Ports abound on the machine. You have 4 USB ports, two on either side, a USB-C port, LAN, HDMI ports and three audio ports for connecting anywhere from headphones to whole audio systems, should the fancy strike. The screen is a full HD affair with hardware-supported G-sync, and it’s beautiful. Should you want to stream, or make a quick video call, it has a built-in webcam up top.Powering the whole rig is a 66WH battery that is just what a machine of this caliber needs.

User Experience: 4.5/5.0

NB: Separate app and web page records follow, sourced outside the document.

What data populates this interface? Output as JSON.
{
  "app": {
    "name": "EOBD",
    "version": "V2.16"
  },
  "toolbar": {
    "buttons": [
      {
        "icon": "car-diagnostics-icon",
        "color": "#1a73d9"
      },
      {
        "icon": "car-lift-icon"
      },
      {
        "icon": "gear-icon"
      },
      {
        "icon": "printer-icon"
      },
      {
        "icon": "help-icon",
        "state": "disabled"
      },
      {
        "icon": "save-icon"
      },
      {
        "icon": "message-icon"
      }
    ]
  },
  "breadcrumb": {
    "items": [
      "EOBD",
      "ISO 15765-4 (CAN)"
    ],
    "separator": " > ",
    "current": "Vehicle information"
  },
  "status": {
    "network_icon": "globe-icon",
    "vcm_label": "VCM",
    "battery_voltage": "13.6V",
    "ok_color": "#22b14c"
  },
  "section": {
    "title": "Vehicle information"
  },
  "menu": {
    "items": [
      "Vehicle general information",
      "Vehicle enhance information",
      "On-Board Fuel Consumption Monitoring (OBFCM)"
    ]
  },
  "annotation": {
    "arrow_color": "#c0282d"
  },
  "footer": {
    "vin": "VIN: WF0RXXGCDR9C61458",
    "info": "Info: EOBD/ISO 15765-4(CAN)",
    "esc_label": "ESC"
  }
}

To be honest, I was a little concerned going into this review. I wasn’t sure I could push it to its full potential, or even cause it to break a sweat. To be honest, with specs like this, it’s just not going to run into any problems, and it didn’t. Overwatch is massive right now, and while it doesn’t have very steep requirements, when everything is bumped to “Epic,” it’s actually quite a demanding title. At least if you aren’t running it on an ROG laptop. The G752VT wasn’t even breaking a sweat. With all setting absolutely maxed out, and some crazy action going on, PLUS the game recording software running in the background (it comes with XSplit for free), the frame rate was a smooth, and the cpu temperature was nice and cool for hours. Shadow of Mordor, a game that’s greedy for your system’s resources, was again no match for the laptop. Medium settings, more than adequate for a laptop, gave us framerates in the 80s, more than we can really appreciate. All that muscle, plus Asus’ vapor cooling technology, as well as dedicated cooling each for the CPU and GPU meant that it could keep going at that pace far longer than I could.

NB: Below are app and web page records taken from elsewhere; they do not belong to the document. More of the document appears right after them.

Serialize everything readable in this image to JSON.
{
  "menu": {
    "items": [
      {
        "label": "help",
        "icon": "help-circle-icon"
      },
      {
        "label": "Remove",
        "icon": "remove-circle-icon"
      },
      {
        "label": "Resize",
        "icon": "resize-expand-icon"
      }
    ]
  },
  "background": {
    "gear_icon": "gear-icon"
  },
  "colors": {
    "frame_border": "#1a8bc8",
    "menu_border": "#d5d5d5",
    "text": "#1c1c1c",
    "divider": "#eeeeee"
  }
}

One of my problems with some of the gaming laptops I have dealt with is the uncomfortable heat at the wrists over time. The ROG has no such problem. The soft touch coating on the wrist rest also keeps your hands from sliding around, letting you keep consistent hand placement, and more consistent movement.

Cooling efficiency is something we’d like to go back to on the device. Even after hours of gaming, the huge fans, exhausts and the laptop’s overall large size keep uncomfortable heat at bay. There was no point during our testing that we had any temperature concerns.

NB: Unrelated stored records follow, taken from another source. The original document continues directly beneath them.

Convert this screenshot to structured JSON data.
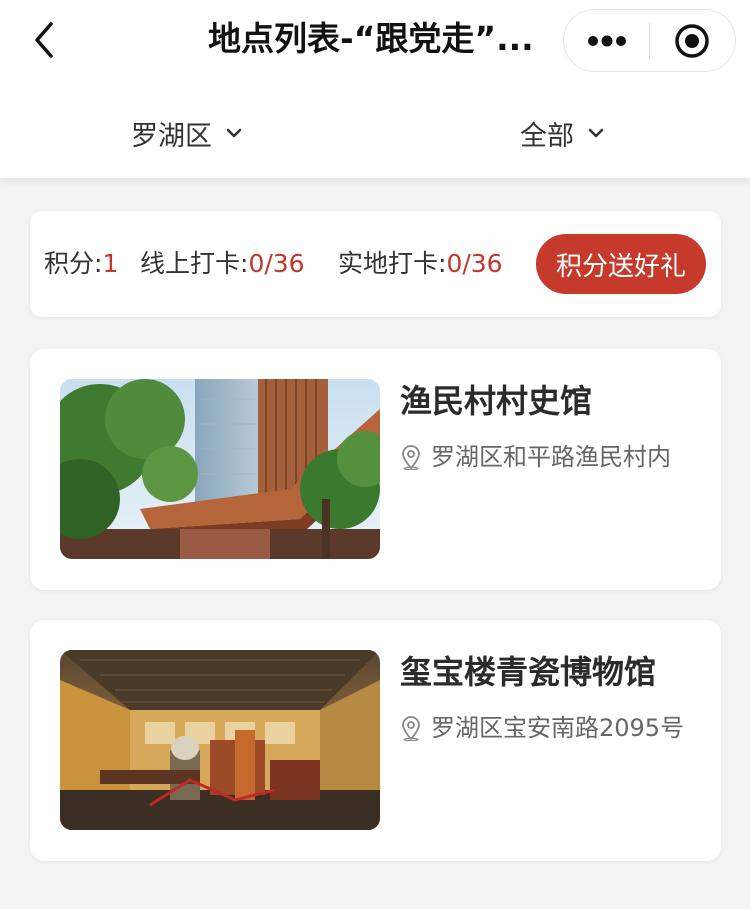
{
  "header": {
    "title": "地点列表-“跟党走”...",
    "back_icon": "chevron-left-icon",
    "more_icon": "more-dots-icon",
    "close_icon": "target-close-icon"
  },
  "filters": {
    "district": "罗湖区",
    "category": "全部"
  },
  "stats": {
    "points_label": "积分:",
    "points_value": "1",
    "online_label": "线上打卡:",
    "online_value": "0/36",
    "onsite_label": "实地打卡:",
    "onsite_value": "0/36",
    "gift_button": "积分送好礼"
  },
  "colors": {
    "accent": "#c53a2a",
    "value_red": "#c0392b",
    "background": "#f3f3f3"
  },
  "places": [
    {
      "name": "渔民村村史馆",
      "address": "罗湖区和平路渔民村内",
      "image": "fishing-village-museum-photo"
    },
    {
      "name": "玺宝楼青瓷博物馆",
      "address": "罗湖区宝安南路2095号",
      "image": "celadon-museum-interior-photo"
    }
  ]
}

It’s not without a few niggles though. Because of the size of the screen, and all that muscle, even the reasonably large battery can’t keep it running for all that long. On a full charge, just doing regular PC things such as browsing the web, playing a video, and other non-intensive functions, the battery meter reads a little over two hours on tap. If you’re going to be gaming with it, you’ll want to have an outlet handy. The edge of the wrist rest is also a little sharp, and starts to cut into your forearm after a while.

All told, the combination of hardware on this particular ROG laptop is great. The 970m, while not really the top spec mobile GPU, is more than adequate. 64GB of RAM seems a little over the top, but we won’t complain, and it has a lot of storage, which is a very welcome addition.

Value: 3.0/5.0

At PHP 99,999 it is a value proposition that isn’t for everyone. Those who know what this thing can do know that the price is more than worth it. Like we said at the start, gaming is serious business, and this is exactly the kind of serious laptop you need to get the job done.

Bottomline:

If you know what you’re looking at, this is the laptop for you.

Also published in GADGETS MAGAZINE August 2016 Issue.

Reviewed by Ren Alcantara

NO COMMENTS